As an executive in the screening and investigations industry, one of the most interesting moments I experience is when HR leaders tell me they do not see any value in performing criminal background checks. I often equate this with the thought, I’m confident that none of my employees have a criminal record, or I’m comfortable with the risk that my other screening processes would unequivocally rule out the potential for an employee to have a criminal history. When worded like that – this view is cause for at least some concern.

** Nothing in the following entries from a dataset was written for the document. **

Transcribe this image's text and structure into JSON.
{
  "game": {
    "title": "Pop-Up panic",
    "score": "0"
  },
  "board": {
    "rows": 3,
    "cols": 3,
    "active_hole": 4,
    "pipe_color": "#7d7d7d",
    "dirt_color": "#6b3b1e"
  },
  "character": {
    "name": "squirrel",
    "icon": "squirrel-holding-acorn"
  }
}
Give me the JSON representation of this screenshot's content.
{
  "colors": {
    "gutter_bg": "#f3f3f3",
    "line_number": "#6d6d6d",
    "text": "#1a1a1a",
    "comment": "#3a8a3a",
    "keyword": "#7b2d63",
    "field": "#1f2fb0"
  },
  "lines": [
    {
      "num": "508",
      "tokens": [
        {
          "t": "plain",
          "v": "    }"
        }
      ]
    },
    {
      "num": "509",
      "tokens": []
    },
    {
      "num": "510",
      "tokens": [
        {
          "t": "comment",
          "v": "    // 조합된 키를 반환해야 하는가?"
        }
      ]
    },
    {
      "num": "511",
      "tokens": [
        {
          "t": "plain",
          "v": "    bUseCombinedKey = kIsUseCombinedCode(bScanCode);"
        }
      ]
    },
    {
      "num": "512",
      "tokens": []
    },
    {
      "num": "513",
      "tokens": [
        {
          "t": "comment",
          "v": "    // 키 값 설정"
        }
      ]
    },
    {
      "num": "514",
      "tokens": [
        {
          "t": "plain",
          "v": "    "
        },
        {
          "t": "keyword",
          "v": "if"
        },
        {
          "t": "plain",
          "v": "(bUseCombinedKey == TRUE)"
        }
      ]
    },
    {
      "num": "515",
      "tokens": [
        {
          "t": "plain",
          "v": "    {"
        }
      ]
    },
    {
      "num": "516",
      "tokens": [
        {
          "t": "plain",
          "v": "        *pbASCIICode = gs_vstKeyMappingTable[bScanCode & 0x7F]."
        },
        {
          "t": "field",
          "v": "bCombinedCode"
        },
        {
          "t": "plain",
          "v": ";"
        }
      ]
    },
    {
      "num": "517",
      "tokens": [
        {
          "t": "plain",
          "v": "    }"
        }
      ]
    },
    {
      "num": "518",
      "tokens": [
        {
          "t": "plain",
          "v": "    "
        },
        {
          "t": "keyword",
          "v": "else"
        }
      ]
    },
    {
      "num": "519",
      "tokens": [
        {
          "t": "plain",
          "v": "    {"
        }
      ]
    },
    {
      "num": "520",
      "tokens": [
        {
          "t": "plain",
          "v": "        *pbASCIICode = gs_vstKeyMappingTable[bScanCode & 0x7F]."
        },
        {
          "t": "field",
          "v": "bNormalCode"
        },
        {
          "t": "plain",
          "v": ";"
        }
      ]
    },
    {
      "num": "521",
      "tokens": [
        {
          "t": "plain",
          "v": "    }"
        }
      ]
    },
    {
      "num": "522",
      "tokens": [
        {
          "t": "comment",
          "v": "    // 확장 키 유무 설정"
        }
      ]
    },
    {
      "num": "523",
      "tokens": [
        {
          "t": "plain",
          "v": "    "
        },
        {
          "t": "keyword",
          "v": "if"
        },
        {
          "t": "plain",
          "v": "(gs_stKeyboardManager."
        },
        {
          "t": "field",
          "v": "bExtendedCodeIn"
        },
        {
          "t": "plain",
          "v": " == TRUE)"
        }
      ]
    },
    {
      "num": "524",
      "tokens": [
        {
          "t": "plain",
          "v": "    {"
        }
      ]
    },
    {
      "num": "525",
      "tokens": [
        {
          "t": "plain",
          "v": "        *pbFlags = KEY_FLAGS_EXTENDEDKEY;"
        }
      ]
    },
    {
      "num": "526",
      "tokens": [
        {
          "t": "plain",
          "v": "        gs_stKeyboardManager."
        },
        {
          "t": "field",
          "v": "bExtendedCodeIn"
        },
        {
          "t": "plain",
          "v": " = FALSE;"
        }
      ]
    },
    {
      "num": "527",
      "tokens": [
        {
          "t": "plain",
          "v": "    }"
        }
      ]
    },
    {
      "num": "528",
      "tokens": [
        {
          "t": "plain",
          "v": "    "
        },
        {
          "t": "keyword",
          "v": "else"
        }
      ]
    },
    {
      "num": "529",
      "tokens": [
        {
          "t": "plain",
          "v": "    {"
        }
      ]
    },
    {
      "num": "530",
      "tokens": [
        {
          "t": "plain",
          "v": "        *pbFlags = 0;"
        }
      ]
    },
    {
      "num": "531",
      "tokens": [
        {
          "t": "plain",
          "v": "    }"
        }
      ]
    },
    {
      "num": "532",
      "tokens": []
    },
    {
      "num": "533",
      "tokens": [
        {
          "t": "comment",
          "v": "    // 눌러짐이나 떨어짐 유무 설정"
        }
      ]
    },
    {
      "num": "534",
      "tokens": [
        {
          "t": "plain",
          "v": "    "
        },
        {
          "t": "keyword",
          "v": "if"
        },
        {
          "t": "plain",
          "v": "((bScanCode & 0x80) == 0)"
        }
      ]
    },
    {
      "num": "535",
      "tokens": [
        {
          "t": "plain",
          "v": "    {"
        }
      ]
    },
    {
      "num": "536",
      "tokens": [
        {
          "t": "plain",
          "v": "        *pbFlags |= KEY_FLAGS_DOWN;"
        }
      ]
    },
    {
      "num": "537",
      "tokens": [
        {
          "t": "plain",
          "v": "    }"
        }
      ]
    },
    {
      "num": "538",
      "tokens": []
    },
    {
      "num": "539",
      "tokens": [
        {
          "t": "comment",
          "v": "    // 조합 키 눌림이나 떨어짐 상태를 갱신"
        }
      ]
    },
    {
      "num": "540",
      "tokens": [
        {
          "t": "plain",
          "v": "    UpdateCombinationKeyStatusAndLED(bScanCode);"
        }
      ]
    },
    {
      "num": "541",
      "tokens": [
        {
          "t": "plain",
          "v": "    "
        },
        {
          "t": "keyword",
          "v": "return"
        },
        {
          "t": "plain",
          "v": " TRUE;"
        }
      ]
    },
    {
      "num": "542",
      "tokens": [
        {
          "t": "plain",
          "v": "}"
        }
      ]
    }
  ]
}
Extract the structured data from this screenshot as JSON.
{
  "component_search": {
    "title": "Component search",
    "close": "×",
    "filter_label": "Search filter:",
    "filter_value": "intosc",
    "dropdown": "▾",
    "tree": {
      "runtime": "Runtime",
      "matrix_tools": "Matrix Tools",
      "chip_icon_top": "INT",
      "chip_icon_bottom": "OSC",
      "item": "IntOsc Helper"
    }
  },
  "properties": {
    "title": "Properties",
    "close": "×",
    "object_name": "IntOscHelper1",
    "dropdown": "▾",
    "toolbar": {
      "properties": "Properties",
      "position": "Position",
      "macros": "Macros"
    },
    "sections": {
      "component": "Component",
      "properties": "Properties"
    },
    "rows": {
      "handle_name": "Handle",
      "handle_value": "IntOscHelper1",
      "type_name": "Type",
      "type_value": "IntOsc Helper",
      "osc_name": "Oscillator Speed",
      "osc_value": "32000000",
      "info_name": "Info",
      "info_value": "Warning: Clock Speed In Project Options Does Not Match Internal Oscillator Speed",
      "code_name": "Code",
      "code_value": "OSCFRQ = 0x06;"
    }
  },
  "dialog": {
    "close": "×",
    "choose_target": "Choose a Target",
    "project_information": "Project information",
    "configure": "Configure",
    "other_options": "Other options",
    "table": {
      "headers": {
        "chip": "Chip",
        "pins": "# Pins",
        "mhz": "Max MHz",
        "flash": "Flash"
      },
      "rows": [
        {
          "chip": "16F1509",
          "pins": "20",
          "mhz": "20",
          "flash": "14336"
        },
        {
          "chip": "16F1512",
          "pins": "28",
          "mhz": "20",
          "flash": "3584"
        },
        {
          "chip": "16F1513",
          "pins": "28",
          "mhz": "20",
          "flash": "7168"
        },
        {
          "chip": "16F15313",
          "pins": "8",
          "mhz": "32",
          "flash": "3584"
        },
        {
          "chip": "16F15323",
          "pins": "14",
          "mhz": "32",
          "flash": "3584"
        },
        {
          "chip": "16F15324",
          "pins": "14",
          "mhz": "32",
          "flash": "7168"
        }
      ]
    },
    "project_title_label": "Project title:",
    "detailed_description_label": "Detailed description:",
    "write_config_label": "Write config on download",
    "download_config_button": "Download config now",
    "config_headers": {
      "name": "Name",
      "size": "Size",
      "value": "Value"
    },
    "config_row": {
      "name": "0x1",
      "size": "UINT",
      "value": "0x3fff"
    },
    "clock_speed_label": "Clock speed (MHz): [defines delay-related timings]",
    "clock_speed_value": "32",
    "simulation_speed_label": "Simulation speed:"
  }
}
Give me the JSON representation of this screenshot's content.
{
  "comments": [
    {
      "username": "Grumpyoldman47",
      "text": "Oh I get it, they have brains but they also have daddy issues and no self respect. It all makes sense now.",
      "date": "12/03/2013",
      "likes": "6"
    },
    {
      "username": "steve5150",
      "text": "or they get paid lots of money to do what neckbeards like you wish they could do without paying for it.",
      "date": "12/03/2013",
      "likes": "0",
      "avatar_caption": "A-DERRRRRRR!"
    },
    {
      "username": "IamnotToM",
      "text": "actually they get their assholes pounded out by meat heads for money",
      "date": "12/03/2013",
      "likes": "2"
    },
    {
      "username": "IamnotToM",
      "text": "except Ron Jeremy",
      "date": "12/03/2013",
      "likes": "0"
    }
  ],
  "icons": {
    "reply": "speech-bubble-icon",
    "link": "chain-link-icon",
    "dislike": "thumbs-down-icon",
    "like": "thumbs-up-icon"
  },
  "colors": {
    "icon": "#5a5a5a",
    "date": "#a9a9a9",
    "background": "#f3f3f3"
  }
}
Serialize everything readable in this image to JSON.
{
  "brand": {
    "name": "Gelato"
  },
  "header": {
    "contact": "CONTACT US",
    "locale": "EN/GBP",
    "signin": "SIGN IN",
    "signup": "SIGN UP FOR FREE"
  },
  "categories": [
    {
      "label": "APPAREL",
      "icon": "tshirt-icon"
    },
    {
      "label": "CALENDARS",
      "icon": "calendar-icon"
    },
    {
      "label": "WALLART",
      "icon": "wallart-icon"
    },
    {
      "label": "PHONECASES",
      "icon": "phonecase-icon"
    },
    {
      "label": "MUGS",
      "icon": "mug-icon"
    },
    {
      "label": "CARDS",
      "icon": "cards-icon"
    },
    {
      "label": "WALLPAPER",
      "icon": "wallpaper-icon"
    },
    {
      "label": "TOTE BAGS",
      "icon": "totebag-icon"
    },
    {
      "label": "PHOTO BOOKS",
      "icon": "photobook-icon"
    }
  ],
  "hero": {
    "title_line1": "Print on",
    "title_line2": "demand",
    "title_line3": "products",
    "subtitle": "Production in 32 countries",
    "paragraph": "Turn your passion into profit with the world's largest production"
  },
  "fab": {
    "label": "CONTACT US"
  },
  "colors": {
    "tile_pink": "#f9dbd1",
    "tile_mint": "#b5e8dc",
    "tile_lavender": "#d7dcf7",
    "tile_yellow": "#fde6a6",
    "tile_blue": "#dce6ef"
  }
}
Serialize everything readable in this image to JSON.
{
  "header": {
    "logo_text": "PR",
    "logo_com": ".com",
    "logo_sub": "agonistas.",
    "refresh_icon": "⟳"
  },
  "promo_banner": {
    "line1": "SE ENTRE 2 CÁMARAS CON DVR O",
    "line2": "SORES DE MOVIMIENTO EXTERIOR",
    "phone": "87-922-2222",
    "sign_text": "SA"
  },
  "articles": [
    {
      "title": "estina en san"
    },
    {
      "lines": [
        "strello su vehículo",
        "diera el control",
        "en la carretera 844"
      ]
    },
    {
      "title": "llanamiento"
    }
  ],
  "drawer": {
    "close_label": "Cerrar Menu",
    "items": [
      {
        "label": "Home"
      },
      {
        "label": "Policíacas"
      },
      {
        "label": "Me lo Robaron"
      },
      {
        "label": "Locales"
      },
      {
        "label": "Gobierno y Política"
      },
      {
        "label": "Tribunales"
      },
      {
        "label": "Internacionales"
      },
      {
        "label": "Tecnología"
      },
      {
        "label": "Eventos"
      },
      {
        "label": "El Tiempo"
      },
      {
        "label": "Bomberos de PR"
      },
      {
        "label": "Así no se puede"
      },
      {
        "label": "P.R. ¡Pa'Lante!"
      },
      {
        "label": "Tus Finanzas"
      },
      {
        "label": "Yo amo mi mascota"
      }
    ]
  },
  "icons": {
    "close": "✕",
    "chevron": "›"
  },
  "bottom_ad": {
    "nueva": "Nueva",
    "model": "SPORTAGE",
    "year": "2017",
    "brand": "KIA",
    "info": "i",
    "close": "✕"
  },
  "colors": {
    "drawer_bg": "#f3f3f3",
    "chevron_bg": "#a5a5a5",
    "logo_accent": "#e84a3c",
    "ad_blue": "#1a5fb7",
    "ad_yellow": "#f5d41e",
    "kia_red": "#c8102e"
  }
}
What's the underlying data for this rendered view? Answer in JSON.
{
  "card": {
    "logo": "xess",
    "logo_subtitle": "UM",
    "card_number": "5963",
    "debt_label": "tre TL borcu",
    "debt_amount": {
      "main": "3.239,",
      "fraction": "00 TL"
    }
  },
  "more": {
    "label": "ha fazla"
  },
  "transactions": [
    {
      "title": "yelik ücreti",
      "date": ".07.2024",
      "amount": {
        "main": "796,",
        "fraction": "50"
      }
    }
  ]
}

Every organization I have had the pleasure of working for has run, at the bare minimum, a criminal background check. Yet, the consensus amongst some HR professionals is that criminal checks are superfluous and reference checks are sufficient when verifying information. This logic ascribes a great deal of trust to the candidate. In the same way, an insurance company would not trust a prospective client to run their own driver’s abstract, why would an employer consider references provided by a candidate to be fraud proof.
A few hiring managers have made the argument that they can verify references through LinkedIn or Google to ensure these contacts are indeed whom they say they are. For the most part, a candidate will supply the prospective employer with the reference’s name, email and phone number. LinkedIn and Google can only verify that the person works for the said company and for how long they are been there. What failsafe is there in place to verify that the phone number provided is for the candidate’s former/current supervisor?
Depending solely on reference checks places an enormous amount of trust on candidates – it puts the onus for mitigating risk on an external candidate, instead of on the prospective employer. This process assumes that every piece of information the applicant provides is entirely honest and accurate. If this is true, HR should simply hire individuals based on their gut instincts. If the purpose of reference checks is to validate through an objective third party that the candidate is whom they say they are, not a threat to the safety of the prospective employer, and the caliber of their work is in fact up to par – does a reference check ensure all these points?
Canada is an employee-centric culture and the default is to respect the privacy of employees, to be sensitive to their rights, and to trust them until proven otherwise – these are all worthy and admirable staples of our society. However, fraud does exist, employees do fail to disclose information, and candidates do provide fraudulent references. There are employees currently in the workforce with undisclosed criminal records. Wouldn’t you want to know? If the answer is yes, criminal background checks should be the first stop in your screening process.